Exercise aim ::
Print every record exactly, omitting all pictures.

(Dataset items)
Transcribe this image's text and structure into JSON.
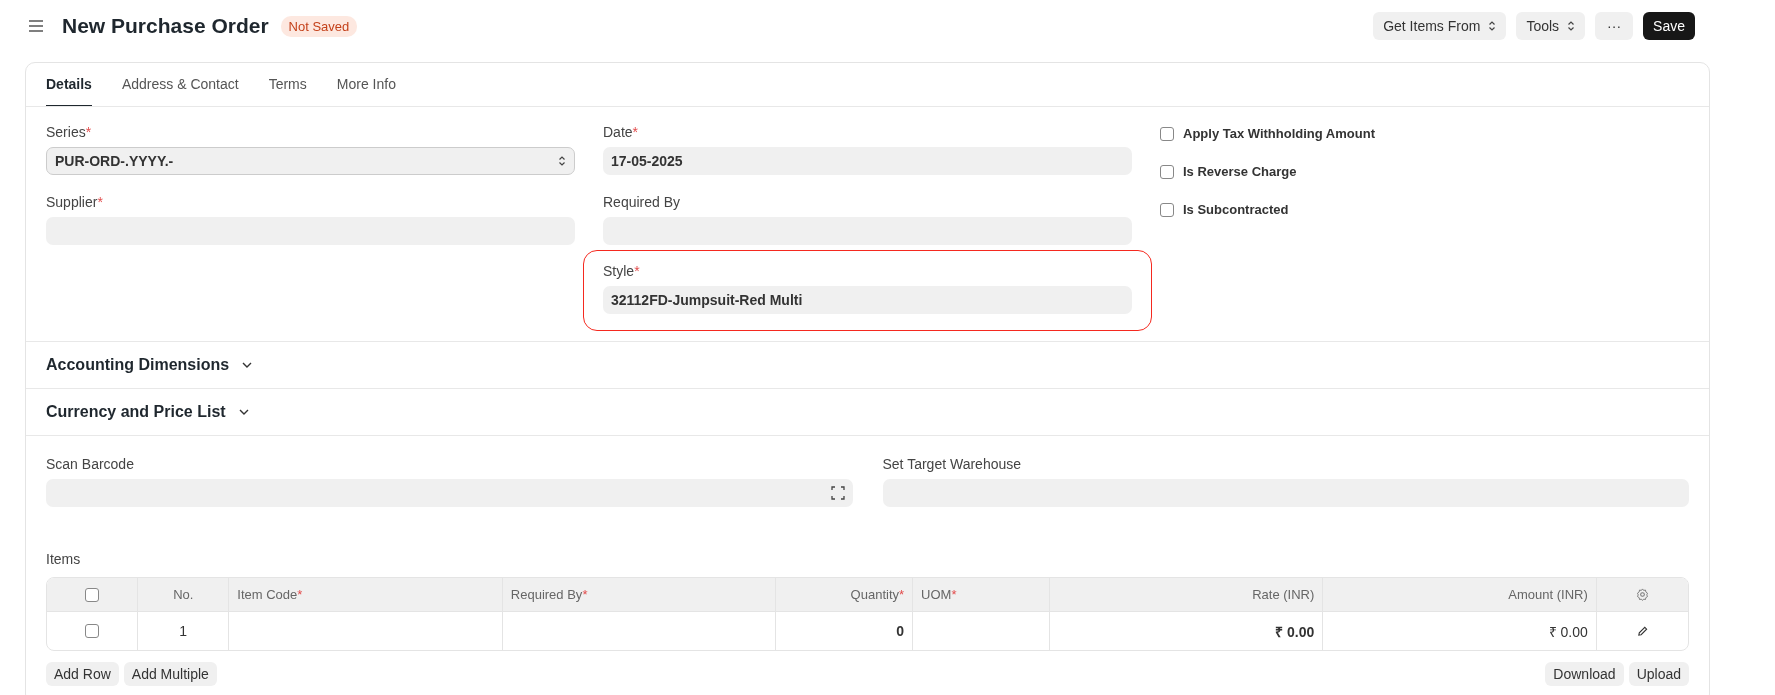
{
  "header": {
    "title": "New Purchase Order",
    "status": "Not Saved",
    "buttons": [
      {
        "kind": "dropdown",
        "label": "Get Items From"
      },
      {
        "kind": "dropdown",
        "label": "Tools"
      },
      {
        "kind": "more",
        "label": "···"
      },
      {
        "kind": "primary",
        "label": "Save"
      }
    ]
  },
  "tabs": [
    {
      "label": "Details",
      "selected": true
    },
    {
      "label": "Address & Contact",
      "selected": false
    },
    {
      "label": "Terms",
      "selected": false
    },
    {
      "label": "More Info",
      "selected": false
    }
  ],
  "details": {
    "columns": [
      [
        {
          "kind": "select",
          "label": "Series",
          "mark": "*",
          "value": "PUR-ORD-.YYYY.-"
        },
        {
          "kind": "input",
          "label": "Supplier",
          "mark": "*"
        }
      ],
      [
        {
          "kind": "input",
          "label": "Date",
          "mark": "*",
          "value": "17-05-2025"
        },
        {
          "kind": "input",
          "label": "Required By"
        },
        {
          "kind": "input",
          "label": "Style",
          "mark": "*",
          "value": "32112FD-Jumpsuit-Red Multi",
          "highlighted": true
        }
      ],
      [
        {
          "kind": "check",
          "label": "Apply Tax Withholding Amount",
          "checked": false
        },
        {
          "kind": "check",
          "label": "Is Reverse Charge",
          "checked": false
        },
        {
          "kind": "check",
          "label": "Is Subcontracted",
          "checked": false
        }
      ]
    ]
  },
  "sections": [
    {
      "title": "Accounting Dimensions",
      "expanded": false
    },
    {
      "title": "Currency and Price List",
      "expanded": false
    }
  ],
  "scan": [
    {
      "label": "Scan Barcode",
      "kind": "barcode"
    },
    {
      "label": "Set Target Warehouse",
      "kind": "input"
    }
  ],
  "items": {
    "label": "Items",
    "all_selected": false,
    "columns": [
      {
        "kind": "check"
      },
      {
        "kind": "num",
        "label": "No."
      },
      {
        "kind": "text",
        "label": "Item Code",
        "mark": "*"
      },
      {
        "kind": "text",
        "label": "Required By",
        "mark": "*"
      },
      {
        "kind": "right",
        "label": "Quantity",
        "mark": "*"
      },
      {
        "kind": "text",
        "label": "UOM",
        "mark": "*"
      },
      {
        "kind": "rightbold",
        "label": "Rate (INR)"
      },
      {
        "kind": "right",
        "label": "Amount (INR)"
      },
      {
        "kind": "settings"
      }
    ],
    "rows": [
      {
        "selected": false,
        "no": "1",
        "quantity": "0",
        "rate": "₹ 0.00",
        "amount": "₹ 0.00"
      }
    ],
    "left_buttons": [
      "Add Row",
      "Add Multiple"
    ],
    "right_buttons": [
      "Download",
      "Upload"
    ]
  }
}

Finished task ::
Transcribe this image's text and structure into JSON.
{
  "header": {
    "title": "New Purchase Order",
    "status": "Not Saved",
    "buttons": [
      {
        "kind": "dropdown",
        "label": "Get Items From"
      },
      {
        "kind": "dropdown",
        "label": "Tools"
      },
      {
        "kind": "more",
        "label": "···"
      },
      {
        "kind": "primary",
        "label": "Save"
      }
    ]
  },
  "tabs": [
    {
      "label": "Details",
      "selected": true
    },
    {
      "label": "Address & Contact",
      "selected": false
    },
    {
      "label": "Terms",
      "selected": false
    },
    {
      "label": "More Info",
      "selected": false
    }
  ],
  "details": {
    "columns": [
      [
        {
          "kind": "select",
          "label": "Series",
          "mark": "*",
          "value": "PUR-ORD-.YYYY.-"
        },
        {
          "kind": "input",
          "label": "Supplier",
          "mark": "*"
        }
      ],
      [
        {
          "kind": "input",
          "label": "Date",
          "mark": "*",
          "value": "17-05-2025"
        },
        {
          "kind": "input",
          "label": "Required By"
        },
        {
          "kind": "input",
          "label": "Style",
          "mark": "*",
          "value": "32112FD-Jumpsuit-Red Multi",
          "highlighted": true
        }
      ],
      [
        {
          "kind": "check",
          "label": "Apply Tax Withholding Amount",
          "checked": false
        },
        {
          "kind": "check",
          "label": "Is Reverse Charge",
          "checked": false
        },
        {
          "kind": "check",
          "label": "Is Subcontracted",
          "checked": false
        }
      ]
    ]
  },
  "sections": [
    {
      "title": "Accounting Dimensions",
      "expanded": false
    },
    {
      "title": "Currency and Price List",
      "expanded": false
    }
  ],
  "scan": [
    {
      "label": "Scan Barcode",
      "kind": "barcode"
    },
    {
      "label": "Set Target Warehouse",
      "kind": "input"
    }
  ],
  "items": {
    "label": "Items",
    "all_selected": false,
    "columns": [
      {
        "kind": "check"
      },
      {
        "kind": "num",
        "label": "No."
      },
      {
        "kind": "text",
        "label": "Item Code",
        "mark": "*"
      },
      {
        "kind": "text",
        "label": "Required By",
        "mark": "*"
      },
      {
        "kind": "right",
        "label": "Quantity",
        "mark": "*"
      },
      {
        "kind": "text",
        "label": "UOM",
        "mark": "*"
      },
      {
        "kind": "rightbold",
        "label": "Rate (INR)"
      },
      {
        "kind": "right",
        "label": "Amount (INR)"
      },
      {
        "kind": "settings"
      }
    ],
    "rows": [
      {
        "selected": false,
        "no": "1",
        "quantity": "0",
        "rate": "₹ 0.00",
        "amount": "₹ 0.00"
      }
    ],
    "left_buttons": [
      "Add Row",
      "Add Multiple"
    ],
    "right_buttons": [
      "Download",
      "Upload"
    ]
  }
}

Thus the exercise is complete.